Five men who played Division I-A football as walk-ons allege that the NCAA rule limiting schools to 85 football scholarships violates antitrust law -- and that, absent the rule, they would have received scholarships. They tried to have themselves designated as class representatives for a class of all I-A football walk-ons who practiced with their teams in the pre-season. Last week, Judge John Coughenour (W.D. Wash.) denied class certification. In Re NCAA I-A Walk-On Football Players Litigation, 2006 WL 1207915 (W.D. Wash. May 3, 2006), Westlaw.

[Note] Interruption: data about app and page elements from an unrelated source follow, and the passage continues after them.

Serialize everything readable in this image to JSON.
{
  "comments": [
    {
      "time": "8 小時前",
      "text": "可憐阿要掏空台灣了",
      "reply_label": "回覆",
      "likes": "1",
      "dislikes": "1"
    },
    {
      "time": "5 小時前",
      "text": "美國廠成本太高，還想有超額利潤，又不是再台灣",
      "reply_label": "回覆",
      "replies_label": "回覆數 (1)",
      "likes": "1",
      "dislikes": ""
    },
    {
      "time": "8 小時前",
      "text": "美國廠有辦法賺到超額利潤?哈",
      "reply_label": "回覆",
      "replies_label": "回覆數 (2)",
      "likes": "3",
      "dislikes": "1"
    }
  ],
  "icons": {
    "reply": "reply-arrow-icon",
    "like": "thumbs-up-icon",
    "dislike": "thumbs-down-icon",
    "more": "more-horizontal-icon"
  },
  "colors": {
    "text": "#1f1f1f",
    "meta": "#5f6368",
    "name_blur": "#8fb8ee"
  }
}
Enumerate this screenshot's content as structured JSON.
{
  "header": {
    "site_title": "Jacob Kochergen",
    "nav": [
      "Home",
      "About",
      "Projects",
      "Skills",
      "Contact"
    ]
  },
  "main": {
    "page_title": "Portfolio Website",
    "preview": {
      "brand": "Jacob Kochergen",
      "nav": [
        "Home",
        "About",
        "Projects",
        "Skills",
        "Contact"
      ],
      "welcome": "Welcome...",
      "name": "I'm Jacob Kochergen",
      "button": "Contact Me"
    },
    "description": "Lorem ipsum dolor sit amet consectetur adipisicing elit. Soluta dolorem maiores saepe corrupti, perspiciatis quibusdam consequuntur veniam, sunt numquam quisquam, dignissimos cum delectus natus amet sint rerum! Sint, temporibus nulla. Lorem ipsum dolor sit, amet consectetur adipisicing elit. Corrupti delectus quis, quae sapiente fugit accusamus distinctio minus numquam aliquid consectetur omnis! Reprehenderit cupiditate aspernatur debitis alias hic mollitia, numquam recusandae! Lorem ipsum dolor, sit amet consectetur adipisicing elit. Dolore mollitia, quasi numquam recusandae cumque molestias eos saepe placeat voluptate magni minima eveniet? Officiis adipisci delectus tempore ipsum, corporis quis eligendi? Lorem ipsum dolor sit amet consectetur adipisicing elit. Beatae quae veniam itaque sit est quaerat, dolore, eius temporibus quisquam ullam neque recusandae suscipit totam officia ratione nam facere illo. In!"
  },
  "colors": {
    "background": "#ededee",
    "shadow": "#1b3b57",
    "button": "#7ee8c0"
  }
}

Judge Coughenour walks the reader through the elements of class certification under Fed. R. Civ. P. 23(a) -- numerosity (check), commonality (check), typicality (check), and adequate representation (oops). The thing is, if the antitrust violation is shown, it is quite another matter to show that all the walk-on players from each Division I-A school would have gotten scholarships. And once you think that only some of them would have, then the members of the purported class would have interests at odds with one another.
Class certification also fails under FRCP 23(b) because "individual issues clearly predominate as to the element of damages" and class action treatment is an inferior means of handling the case.
Filed in: cases, class-actions, Coughenour, NCAA, sports
Image: Northwestern University football game, 1905. Source: SDN-004541, Chicago Daily News negatives collection, Chicago Historical Society, Library of Congress American Memory Project.